[Available data Boundary: Start]

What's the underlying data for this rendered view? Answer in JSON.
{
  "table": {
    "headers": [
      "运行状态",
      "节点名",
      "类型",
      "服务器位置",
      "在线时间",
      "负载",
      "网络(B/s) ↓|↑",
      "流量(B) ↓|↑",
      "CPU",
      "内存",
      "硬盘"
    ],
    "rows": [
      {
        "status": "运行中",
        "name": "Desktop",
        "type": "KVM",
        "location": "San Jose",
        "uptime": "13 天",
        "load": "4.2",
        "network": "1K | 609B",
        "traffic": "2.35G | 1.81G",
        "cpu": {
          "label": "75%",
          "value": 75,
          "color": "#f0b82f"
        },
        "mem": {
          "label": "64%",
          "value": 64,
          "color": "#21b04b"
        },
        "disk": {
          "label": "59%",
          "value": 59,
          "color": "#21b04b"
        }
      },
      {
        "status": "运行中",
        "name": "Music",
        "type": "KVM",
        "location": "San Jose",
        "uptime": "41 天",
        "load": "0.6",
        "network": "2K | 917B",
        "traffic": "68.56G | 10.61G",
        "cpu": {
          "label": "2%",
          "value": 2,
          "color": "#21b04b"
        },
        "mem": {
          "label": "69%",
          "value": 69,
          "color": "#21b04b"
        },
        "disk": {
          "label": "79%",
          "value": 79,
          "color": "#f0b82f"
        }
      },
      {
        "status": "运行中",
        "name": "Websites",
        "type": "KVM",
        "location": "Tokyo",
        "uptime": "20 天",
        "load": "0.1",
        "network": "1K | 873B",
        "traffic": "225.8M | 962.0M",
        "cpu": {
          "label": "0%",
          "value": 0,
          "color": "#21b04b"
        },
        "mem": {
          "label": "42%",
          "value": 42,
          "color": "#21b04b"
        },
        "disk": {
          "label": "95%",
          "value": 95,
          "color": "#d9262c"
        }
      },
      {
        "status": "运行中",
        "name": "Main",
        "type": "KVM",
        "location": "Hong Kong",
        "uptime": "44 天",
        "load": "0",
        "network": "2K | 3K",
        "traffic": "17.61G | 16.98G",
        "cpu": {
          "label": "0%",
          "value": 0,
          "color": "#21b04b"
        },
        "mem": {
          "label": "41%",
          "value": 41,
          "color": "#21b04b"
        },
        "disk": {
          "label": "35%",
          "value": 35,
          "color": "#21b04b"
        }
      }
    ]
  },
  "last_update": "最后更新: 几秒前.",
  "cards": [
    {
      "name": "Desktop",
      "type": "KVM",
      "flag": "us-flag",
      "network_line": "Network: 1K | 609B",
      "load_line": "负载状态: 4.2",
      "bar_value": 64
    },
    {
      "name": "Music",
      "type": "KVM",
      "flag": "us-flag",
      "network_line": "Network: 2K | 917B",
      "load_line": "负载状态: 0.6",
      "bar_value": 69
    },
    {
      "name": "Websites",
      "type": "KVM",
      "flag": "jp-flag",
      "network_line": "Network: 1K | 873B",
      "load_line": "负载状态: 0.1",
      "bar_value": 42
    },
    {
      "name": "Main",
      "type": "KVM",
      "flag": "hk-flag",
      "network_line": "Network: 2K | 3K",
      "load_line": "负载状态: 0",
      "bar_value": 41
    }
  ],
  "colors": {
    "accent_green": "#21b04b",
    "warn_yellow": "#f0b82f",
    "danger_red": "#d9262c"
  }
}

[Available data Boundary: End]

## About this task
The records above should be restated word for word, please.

## Exercise answer
What's the underlying data for this rendered view? Answer in JSON.
{
  "table": {
    "headers": [
      "运行状态",
      "节点名",
      "类型",
      "服务器位置",
      "在线时间",
      "负载",
      "网络(B/s) ↓|↑",
      "流量(B) ↓|↑",
      "CPU",
      "内存",
      "硬盘"
    ],
    "rows": [
      {
        "status": "运行中",
        "name": "Desktop",
        "type": "KVM",
        "location": "San Jose",
        "uptime": "13 天",
        "load": "4.2",
        "network": "1K | 609B",
        "traffic": "2.35G | 1.81G",
        "cpu": {
          "label": "75%",
          "value": 75,
          "color": "#f0b82f"
        },
        "mem": {
          "label": "64%",
          "value": 64,
          "color": "#21b04b"
        },
        "disk": {
          "label": "59%",
          "value": 59,
          "color": "#21b04b"
        }
      },
      {
        "status": "运行中",
        "name": "Music",
        "type": "KVM",
        "location": "San Jose",
        "uptime": "41 天",
        "load": "0.6",
        "network": "2K | 917B",
        "traffic": "68.56G | 10.61G",
        "cpu": {
          "label": "2%",
          "value": 2,
          "color": "#21b04b"
        },
        "mem": {
          "label": "69%",
          "value": 69,
          "color": "#21b04b"
        },
        "disk": {
          "label": "79%",
          "value": 79,
          "color": "#f0b82f"
        }
      },
      {
        "status": "运行中",
        "name": "Websites",
        "type": "KVM",
        "location": "Tokyo",
        "uptime": "20 天",
        "load": "0.1",
        "network": "1K | 873B",
        "traffic": "225.8M | 962.0M",
        "cpu": {
          "label": "0%",
          "value": 0,
          "color": "#21b04b"
        },
        "mem": {
          "label": "42%",
          "value": 42,
          "color": "#21b04b"
        },
        "disk": {
          "label": "95%",
          "value": 95,
          "color": "#d9262c"
        }
      },
      {
        "status": "运行中",
        "name": "Main",
        "type": "KVM",
        "location": "Hong Kong",
        "uptime": "44 天",
        "load": "0",
        "network": "2K | 3K",
        "traffic": "17.61G | 16.98G",
        "cpu": {
          "label": "0%",
          "value": 0,
          "color": "#21b04b"
        },
        "mem": {
          "label": "41%",
          "value": 41,
          "color": "#21b04b"
        },
        "disk": {
          "label": "35%",
          "value": 35,
          "color": "#21b04b"
        }
      }
    ]
  },
  "last_update": "最后更新: 几秒前.",
  "cards": [
    {
      "name": "Desktop",
      "type": "KVM",
      "flag": "us-flag",
      "network_line": "Network: 1K | 609B",
      "load_line": "负载状态: 4.2",
      "bar_value": 64
    },
    {
      "name": "Music",
      "type": "KVM",
      "flag": "us-flag",
      "network_line": "Network: 2K | 917B",
      "load_line": "负载状态: 0.6",
      "bar_value": 69
    },
    {
      "name": "Websites",
      "type": "KVM",
      "flag": "jp-flag",
      "network_line": "Network: 1K | 873B",
      "load_line": "负载状态: 0.1",
      "bar_value": 42
    },
    {
      "name": "Main",
      "type": "KVM",
      "flag": "hk-flag",
      "network_line": "Network: 2K | 3K",
      "load_line": "负载状态: 0",
      "bar_value": 41
    }
  ],
  "colors": {
    "accent_green": "#21b04b",
    "warn_yellow": "#f0b82f",
    "danger_red": "#d9262c"
  }
}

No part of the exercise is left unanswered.